Slayton has flown under the radar this off-season, after being selected in the 5th round. He may have more promise than the average fifth-rounder. He ran a 4.39 40-yard dash as part of an impressive Combine performance, he recorded nearly a quarter of Auburn’s receiving yards last season, and he has plenty of fans in the draft community (myself included). Perhaps most importantly, the Giants’ receiving corps is extremely shallow behind Golden Tate and Sterling Shepard, and Tate looks to be missing some time. – Stephen Gill

Greg Dortch, WR FA

He may be small, but he is a dynamic, versatile weapon. He has the potential to beat out Crowder for slot duties and become a FLEX option out of nowhere. – Austin DeWitt

Emmanuel Butler, WR FA

Drew Brees’ willingness to spread the ball around, a lack of dominance from the Saints other receiving options behind Michael Thomas, and consistent camp hype are all reasons the door is open for Butler to make a fantasy impact. – Jacob Wolf

Terry McLaurin, WR WAS

He already has experience playing with Dwayne Haskins who will start sooner rather than later. Redskins’ pass catching group very thin as well. – Bobby Koch

Dawson Knox, TE BUF

I can’t help it. I love to guess tight end in these situations. Josh Allen needs a security blanket, and I really like the tape I saw of Knox. Reports out of camp are good as well, though I don’t read that much into that. I just know that Knox can block and catch, and that’s exactly what I want in a tight end. – Ryan Finley

There you have it. Who are you drafting late as your Sleeper Rookie of the Year? Comment below!
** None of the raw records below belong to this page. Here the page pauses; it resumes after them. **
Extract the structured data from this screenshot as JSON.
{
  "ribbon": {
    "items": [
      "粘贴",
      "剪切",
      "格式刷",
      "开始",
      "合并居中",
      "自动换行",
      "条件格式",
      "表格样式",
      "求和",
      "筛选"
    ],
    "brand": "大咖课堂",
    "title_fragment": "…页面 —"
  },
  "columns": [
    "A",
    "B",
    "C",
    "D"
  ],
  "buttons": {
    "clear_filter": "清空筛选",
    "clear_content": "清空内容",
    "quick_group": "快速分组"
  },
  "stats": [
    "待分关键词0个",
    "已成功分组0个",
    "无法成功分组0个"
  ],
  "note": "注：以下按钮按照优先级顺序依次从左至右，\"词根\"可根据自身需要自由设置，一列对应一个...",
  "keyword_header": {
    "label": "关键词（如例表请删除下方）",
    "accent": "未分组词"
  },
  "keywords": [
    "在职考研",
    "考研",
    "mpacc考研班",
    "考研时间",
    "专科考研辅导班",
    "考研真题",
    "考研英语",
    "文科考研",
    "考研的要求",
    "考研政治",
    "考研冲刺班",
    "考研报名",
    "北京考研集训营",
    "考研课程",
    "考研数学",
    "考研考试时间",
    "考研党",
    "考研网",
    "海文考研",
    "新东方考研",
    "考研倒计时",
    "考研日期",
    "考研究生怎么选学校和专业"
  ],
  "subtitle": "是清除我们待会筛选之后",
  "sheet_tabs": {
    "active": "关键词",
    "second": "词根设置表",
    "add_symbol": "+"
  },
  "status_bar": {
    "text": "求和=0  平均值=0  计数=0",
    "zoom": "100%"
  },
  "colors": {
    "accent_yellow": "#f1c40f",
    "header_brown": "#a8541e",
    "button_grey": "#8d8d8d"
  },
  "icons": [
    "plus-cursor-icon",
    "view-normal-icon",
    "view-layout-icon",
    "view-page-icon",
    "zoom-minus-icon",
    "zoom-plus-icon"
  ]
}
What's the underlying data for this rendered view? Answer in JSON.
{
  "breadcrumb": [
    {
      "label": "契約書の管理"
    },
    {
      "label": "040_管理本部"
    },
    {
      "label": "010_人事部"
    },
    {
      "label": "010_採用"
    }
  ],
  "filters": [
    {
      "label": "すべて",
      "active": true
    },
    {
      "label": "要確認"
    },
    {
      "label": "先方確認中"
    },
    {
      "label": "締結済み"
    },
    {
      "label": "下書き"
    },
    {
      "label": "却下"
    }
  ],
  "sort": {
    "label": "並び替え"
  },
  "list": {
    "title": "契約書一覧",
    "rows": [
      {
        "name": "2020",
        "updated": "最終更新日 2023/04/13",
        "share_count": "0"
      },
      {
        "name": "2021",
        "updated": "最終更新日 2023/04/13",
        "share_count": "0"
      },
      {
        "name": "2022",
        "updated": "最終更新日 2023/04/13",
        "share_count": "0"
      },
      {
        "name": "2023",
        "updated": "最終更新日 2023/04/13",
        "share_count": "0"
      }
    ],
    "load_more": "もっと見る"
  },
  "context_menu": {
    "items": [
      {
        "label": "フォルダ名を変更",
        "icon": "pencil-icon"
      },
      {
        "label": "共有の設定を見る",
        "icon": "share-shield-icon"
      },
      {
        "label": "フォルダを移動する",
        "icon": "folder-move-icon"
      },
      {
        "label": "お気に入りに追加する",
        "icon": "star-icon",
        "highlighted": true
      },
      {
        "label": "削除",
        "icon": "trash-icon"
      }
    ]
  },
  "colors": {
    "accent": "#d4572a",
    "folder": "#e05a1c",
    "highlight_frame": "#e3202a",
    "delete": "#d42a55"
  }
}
Eds.: some players above have been waived (Dortch and Butler) or otherwise compromised (Thompson) since these predictions were made. We’ve included them anyway for the sake of posterity.